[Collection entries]
----
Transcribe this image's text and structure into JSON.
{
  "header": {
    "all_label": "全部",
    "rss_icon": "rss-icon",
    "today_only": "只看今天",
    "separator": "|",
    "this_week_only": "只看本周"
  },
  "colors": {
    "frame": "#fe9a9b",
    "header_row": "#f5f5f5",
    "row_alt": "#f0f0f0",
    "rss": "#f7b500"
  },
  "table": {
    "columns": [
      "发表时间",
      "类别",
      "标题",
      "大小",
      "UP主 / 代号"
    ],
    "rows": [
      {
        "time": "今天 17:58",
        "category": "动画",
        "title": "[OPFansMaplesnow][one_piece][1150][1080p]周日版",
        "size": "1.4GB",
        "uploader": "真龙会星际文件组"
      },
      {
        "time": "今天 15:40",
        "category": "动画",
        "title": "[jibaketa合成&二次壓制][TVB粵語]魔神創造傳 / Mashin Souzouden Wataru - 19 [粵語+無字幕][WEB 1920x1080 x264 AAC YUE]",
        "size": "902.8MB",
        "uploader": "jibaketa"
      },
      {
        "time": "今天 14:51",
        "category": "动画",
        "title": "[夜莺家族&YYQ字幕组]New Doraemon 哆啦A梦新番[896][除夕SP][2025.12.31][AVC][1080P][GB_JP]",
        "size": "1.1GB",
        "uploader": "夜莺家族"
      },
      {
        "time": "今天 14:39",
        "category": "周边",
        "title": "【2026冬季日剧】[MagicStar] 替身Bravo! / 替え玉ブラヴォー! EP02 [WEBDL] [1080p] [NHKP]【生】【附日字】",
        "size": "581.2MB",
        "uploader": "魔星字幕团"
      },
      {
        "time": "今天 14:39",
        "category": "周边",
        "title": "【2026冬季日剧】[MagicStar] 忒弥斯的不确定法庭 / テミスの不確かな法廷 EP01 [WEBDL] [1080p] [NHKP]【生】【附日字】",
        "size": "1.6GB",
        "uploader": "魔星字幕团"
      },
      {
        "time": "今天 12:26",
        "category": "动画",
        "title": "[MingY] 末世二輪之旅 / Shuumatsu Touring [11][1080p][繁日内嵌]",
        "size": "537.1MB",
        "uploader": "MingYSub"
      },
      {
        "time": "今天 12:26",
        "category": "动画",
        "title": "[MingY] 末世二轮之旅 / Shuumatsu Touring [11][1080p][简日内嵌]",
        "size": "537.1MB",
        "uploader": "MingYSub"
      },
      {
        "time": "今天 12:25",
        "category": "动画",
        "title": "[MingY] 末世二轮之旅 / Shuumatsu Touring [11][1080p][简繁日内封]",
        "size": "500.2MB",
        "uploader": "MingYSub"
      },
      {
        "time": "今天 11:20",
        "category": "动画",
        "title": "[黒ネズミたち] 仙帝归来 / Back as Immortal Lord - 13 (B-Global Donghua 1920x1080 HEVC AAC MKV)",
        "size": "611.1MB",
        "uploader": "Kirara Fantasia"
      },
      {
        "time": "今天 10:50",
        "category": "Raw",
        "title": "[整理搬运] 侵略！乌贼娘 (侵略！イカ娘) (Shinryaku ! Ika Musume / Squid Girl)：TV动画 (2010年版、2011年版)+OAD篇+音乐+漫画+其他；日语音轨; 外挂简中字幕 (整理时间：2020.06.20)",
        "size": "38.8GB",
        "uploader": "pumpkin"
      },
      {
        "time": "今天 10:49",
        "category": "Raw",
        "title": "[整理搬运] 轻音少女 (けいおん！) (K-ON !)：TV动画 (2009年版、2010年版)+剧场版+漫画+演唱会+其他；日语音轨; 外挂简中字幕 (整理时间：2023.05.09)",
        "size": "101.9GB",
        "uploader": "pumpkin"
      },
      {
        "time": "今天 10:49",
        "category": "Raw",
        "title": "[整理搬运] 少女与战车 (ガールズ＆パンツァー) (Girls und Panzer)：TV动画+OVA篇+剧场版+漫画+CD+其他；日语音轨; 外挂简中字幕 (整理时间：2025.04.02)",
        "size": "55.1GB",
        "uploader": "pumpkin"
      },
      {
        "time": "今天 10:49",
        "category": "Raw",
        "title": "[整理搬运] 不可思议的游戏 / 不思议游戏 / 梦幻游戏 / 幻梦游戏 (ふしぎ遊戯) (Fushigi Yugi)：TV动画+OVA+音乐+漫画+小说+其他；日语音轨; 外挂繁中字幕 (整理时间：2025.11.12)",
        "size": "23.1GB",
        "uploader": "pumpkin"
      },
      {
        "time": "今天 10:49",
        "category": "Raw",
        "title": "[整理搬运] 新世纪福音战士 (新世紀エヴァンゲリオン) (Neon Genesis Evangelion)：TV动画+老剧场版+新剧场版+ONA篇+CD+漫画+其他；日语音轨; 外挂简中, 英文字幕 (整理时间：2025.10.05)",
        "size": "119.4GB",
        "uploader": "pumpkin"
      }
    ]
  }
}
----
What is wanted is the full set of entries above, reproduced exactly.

RESPONSE FOR THIS EXERCISE:
Transcribe this image's text and structure into JSON.
{
  "header": {
    "all_label": "全部",
    "rss_icon": "rss-icon",
    "today_only": "只看今天",
    "separator": "|",
    "this_week_only": "只看本周"
  },
  "colors": {
    "frame": "#fe9a9b",
    "header_row": "#f5f5f5",
    "row_alt": "#f0f0f0",
    "rss": "#f7b500"
  },
  "table": {
    "columns": [
      "发表时间",
      "类别",
      "标题",
      "大小",
      "UP主 / 代号"
    ],
    "rows": [
      {
        "time": "今天 17:58",
        "category": "动画",
        "title": "[OPFansMaplesnow][one_piece][1150][1080p]周日版",
        "size": "1.4GB",
        "uploader": "真龙会星际文件组"
      },
      {
        "time": "今天 15:40",
        "category": "动画",
        "title": "[jibaketa合成&二次壓制][TVB粵語]魔神創造傳 / Mashin Souzouden Wataru - 19 [粵語+無字幕][WEB 1920x1080 x264 AAC YUE]",
        "size": "902.8MB",
        "uploader": "jibaketa"
      },
      {
        "time": "今天 14:51",
        "category": "动画",
        "title": "[夜莺家族&YYQ字幕组]New Doraemon 哆啦A梦新番[896][除夕SP][2025.12.31][AVC][1080P][GB_JP]",
        "size": "1.1GB",
        "uploader": "夜莺家族"
      },
      {
        "time": "今天 14:39",
        "category": "周边",
        "title": "【2026冬季日剧】[MagicStar] 替身Bravo! / 替え玉ブラヴォー! EP02 [WEBDL] [1080p] [NHKP]【生】【附日字】",
        "size": "581.2MB",
        "uploader": "魔星字幕团"
      },
      {
        "time": "今天 14:39",
        "category": "周边",
        "title": "【2026冬季日剧】[MagicStar] 忒弥斯的不确定法庭 / テミスの不確かな法廷 EP01 [WEBDL] [1080p] [NHKP]【生】【附日字】",
        "size": "1.6GB",
        "uploader": "魔星字幕团"
      },
      {
        "time": "今天 12:26",
        "category": "动画",
        "title": "[MingY] 末世二輪之旅 / Shuumatsu Touring [11][1080p][繁日内嵌]",
        "size": "537.1MB",
        "uploader": "MingYSub"
      },
      {
        "time": "今天 12:26",
        "category": "动画",
        "title": "[MingY] 末世二轮之旅 / Shuumatsu Touring [11][1080p][简日内嵌]",
        "size": "537.1MB",
        "uploader": "MingYSub"
      },
      {
        "time": "今天 12:25",
        "category": "动画",
        "title": "[MingY] 末世二轮之旅 / Shuumatsu Touring [11][1080p][简繁日内封]",
        "size": "500.2MB",
        "uploader": "MingYSub"
      },
      {
        "time": "今天 11:20",
        "category": "动画",
        "title": "[黒ネズミたち] 仙帝归来 / Back as Immortal Lord - 13 (B-Global Donghua 1920x1080 HEVC AAC MKV)",
        "size": "611.1MB",
        "uploader": "Kirara Fantasia"
      },
      {
        "time": "今天 10:50",
        "category": "Raw",
        "title": "[整理搬运] 侵略！乌贼娘 (侵略！イカ娘) (Shinryaku ! Ika Musume / Squid Girl)：TV动画 (2010年版、2011年版)+OAD篇+音乐+漫画+其他；日语音轨; 外挂简中字幕 (整理时间：2020.06.20)",
        "size": "38.8GB",
        "uploader": "pumpkin"
      },
      {
        "time": "今天 10:49",
        "category": "Raw",
        "title": "[整理搬运] 轻音少女 (けいおん！) (K-ON !)：TV动画 (2009年版、2010年版)+剧场版+漫画+演唱会+其他；日语音轨; 外挂简中字幕 (整理时间：2023.05.09)",
        "size": "101.9GB",
        "uploader": "pumpkin"
      },
      {
        "time": "今天 10:49",
        "category": "Raw",
        "title": "[整理搬运] 少女与战车 (ガールズ＆パンツァー) (Girls und Panzer)：TV动画+OVA篇+剧场版+漫画+CD+其他；日语音轨; 外挂简中字幕 (整理时间：2025.04.02)",
        "size": "55.1GB",
        "uploader": "pumpkin"
      },
      {
        "time": "今天 10:49",
        "category": "Raw",
        "title": "[整理搬运] 不可思议的游戏 / 不思议游戏 / 梦幻游戏 / 幻梦游戏 (ふしぎ遊戯) (Fushigi Yugi)：TV动画+OVA+音乐+漫画+小说+其他；日语音轨; 外挂繁中字幕 (整理时间：2025.11.12)",
        "size": "23.1GB",
        "uploader": "pumpkin"
      },
      {
        "time": "今天 10:49",
        "category": "Raw",
        "title": "[整理搬运] 新世纪福音战士 (新世紀エヴァンゲリオン) (Neon Genesis Evangelion)：TV动画+老剧场版+新剧场版+ONA篇+CD+漫画+其他；日语音轨; 外挂简中, 英文字幕 (整理时间：2025.10.05)",
        "size": "119.4GB",
        "uploader": "pumpkin"
      }
    ]
  }
}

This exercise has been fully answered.